DATA PROVIDED:
= = = =

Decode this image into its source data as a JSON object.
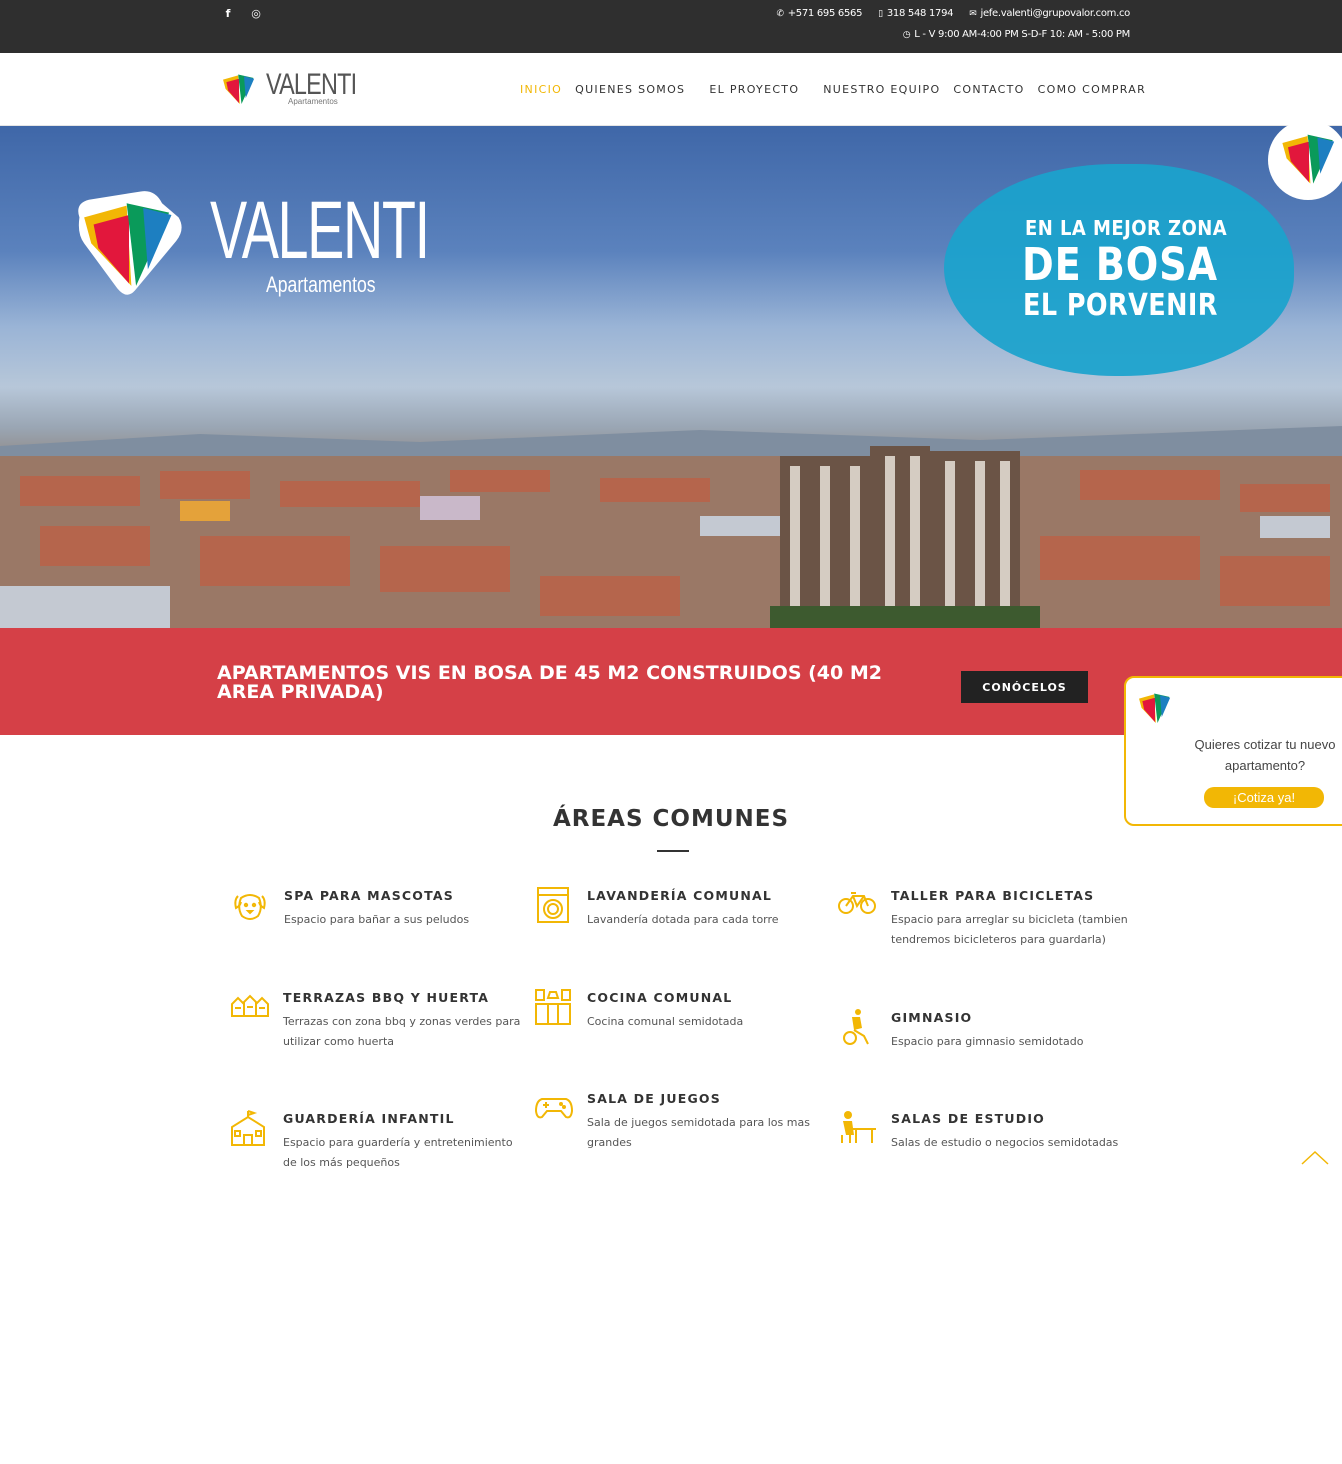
{
  "topbar": {
    "social": [
      {
        "icon": "facebook-icon",
        "glyph": "f"
      },
      {
        "icon": "instagram-icon",
        "glyph": "◎"
      }
    ],
    "phone": "+571 695 6565",
    "mobile": "318 548 1794",
    "email": "jefe.valenti@grupovalor.com.co",
    "hours": "L - V 9:00 AM-4:00 PM S-D-F 10: AM - 5:00 PM"
  },
  "header": {
    "brand_name": "VALENTI",
    "brand_sub": "Apartamentos",
    "nav": [
      {
        "label": "INICIO",
        "active": true
      },
      {
        "label": "QUIENES SOMOS",
        "active": false
      },
      {
        "label": "EL PROYECTO",
        "active": false
      },
      {
        "label": "NUESTRO EQUIPO",
        "active": false
      },
      {
        "label": "CONTACTO",
        "active": false
      },
      {
        "label": "COMO COMPRAR",
        "active": false
      }
    ]
  },
  "hero": {
    "title": "VALENTI",
    "subtitle": "Apartamentos",
    "bubble_line1": "EN LA MEJOR ZONA",
    "bubble_line2": "DE BOSA",
    "bubble_line3": "EL PORVENIR"
  },
  "band": {
    "text": "APARTAMENTOS VIS EN BOSA DE 45 M2 CONSTRUIDOS (40 M2 AREA PRIVADA)",
    "button": "CONÓCELOS"
  },
  "quote": {
    "text": "Quieres cotizar tu nuevo apartamento?",
    "button": "¡Cotiza ya!"
  },
  "areas": {
    "title": "ÁREAS COMUNES",
    "items": [
      {
        "title": "SPA PARA MASCOTAS",
        "desc": "Espacio para bañar a sus peludos",
        "icon": "dog-icon"
      },
      {
        "title": "LAVANDERÍA COMUNAL",
        "desc": "Lavandería dotada para cada torre",
        "icon": "washing-machine-icon"
      },
      {
        "title": "TALLER PARA BICICLETAS",
        "desc": "Espacio para arreglar su bicicleta (tambien tendremos bicicleteros para guardarla)",
        "icon": "bicycle-icon"
      },
      {
        "title": "TERRAZAS BBQ Y HUERTA",
        "desc": "Terrazas con zona bbq y zonas verdes para utilizar como huerta",
        "icon": "houses-icon"
      },
      {
        "title": "COCINA COMUNAL",
        "desc": "Cocina comunal semidotada",
        "icon": "kitchen-icon"
      },
      {
        "title": "GIMNASIO",
        "desc": "Espacio para gimnasio semidotado",
        "icon": "exercise-bike-icon"
      },
      {
        "title": "GUARDERÍA INFANTIL",
        "desc": "Espacio para guardería y entretenimiento de los más pequeños",
        "icon": "school-icon"
      },
      {
        "title": "SALA DE JUEGOS",
        "desc": "Sala de juegos semidotada para los mas grandes",
        "icon": "gamepad-icon"
      },
      {
        "title": "SALAS DE ESTUDIO",
        "desc": "Salas de estudio o negocios semidotadas",
        "icon": "study-desk-icon"
      }
    ]
  },
  "colors": {
    "accent": "#f2b705",
    "band": "#d54047",
    "topbar": "#2f2f2f",
    "bubble": "#1ba2cc"
  }
}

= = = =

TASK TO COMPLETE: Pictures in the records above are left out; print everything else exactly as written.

YOUR SOLUTION:
Decode this image into its source data as a JSON object.
{
  "topbar": {
    "social": [
      {
        "icon": "facebook-icon",
        "glyph": "f"
      },
      {
        "icon": "instagram-icon",
        "glyph": "◎"
      }
    ],
    "phone": "+571 695 6565",
    "mobile": "318 548 1794",
    "email": "jefe.valenti@grupovalor.com.co",
    "hours": "L - V 9:00 AM-4:00 PM S-D-F 10: AM - 5:00 PM"
  },
  "header": {
    "brand_name": "VALENTI",
    "brand_sub": "Apartamentos",
    "nav": [
      {
        "label": "INICIO",
        "active": true
      },
      {
        "label": "QUIENES SOMOS",
        "active": false
      },
      {
        "label": "EL PROYECTO",
        "active": false
      },
      {
        "label": "NUESTRO EQUIPO",
        "active": false
      },
      {
        "label": "CONTACTO",
        "active": false
      },
      {
        "label": "COMO COMPRAR",
        "active": false
      }
    ]
  },
  "hero": {
    "title": "VALENTI",
    "subtitle": "Apartamentos",
    "bubble_line1": "EN LA MEJOR ZONA",
    "bubble_line2": "DE BOSA",
    "bubble_line3": "EL PORVENIR"
  },
  "band": {
    "text": "APARTAMENTOS VIS EN BOSA DE 45 M2 CONSTRUIDOS (40 M2 AREA PRIVADA)",
    "button": "CONÓCELOS"
  },
  "quote": {
    "text": "Quieres cotizar tu nuevo apartamento?",
    "button": "¡Cotiza ya!"
  },
  "areas": {
    "title": "ÁREAS COMUNES",
    "items": [
      {
        "title": "SPA PARA MASCOTAS",
        "desc": "Espacio para bañar a sus peludos",
        "icon": "dog-icon"
      },
      {
        "title": "LAVANDERÍA COMUNAL",
        "desc": "Lavandería dotada para cada torre",
        "icon": "washing-machine-icon"
      },
      {
        "title": "TALLER PARA BICICLETAS",
        "desc": "Espacio para arreglar su bicicleta (tambien tendremos bicicleteros para guardarla)",
        "icon": "bicycle-icon"
      },
      {
        "title": "TERRAZAS BBQ Y HUERTA",
        "desc": "Terrazas con zona bbq y zonas verdes para utilizar como huerta",
        "icon": "houses-icon"
      },
      {
        "title": "COCINA COMUNAL",
        "desc": "Cocina comunal semidotada",
        "icon": "kitchen-icon"
      },
      {
        "title": "GIMNASIO",
        "desc": "Espacio para gimnasio semidotado",
        "icon": "exercise-bike-icon"
      },
      {
        "title": "GUARDERÍA INFANTIL",
        "desc": "Espacio para guardería y entretenimiento de los más pequeños",
        "icon": "school-icon"
      },
      {
        "title": "SALA DE JUEGOS",
        "desc": "Sala de juegos semidotada para los mas grandes",
        "icon": "gamepad-icon"
      },
      {
        "title": "SALAS DE ESTUDIO",
        "desc": "Salas de estudio o negocios semidotadas",
        "icon": "study-desk-icon"
      }
    ]
  },
  "colors": {
    "accent": "#f2b705",
    "band": "#d54047",
    "topbar": "#2f2f2f",
    "bubble": "#1ba2cc"
  }
}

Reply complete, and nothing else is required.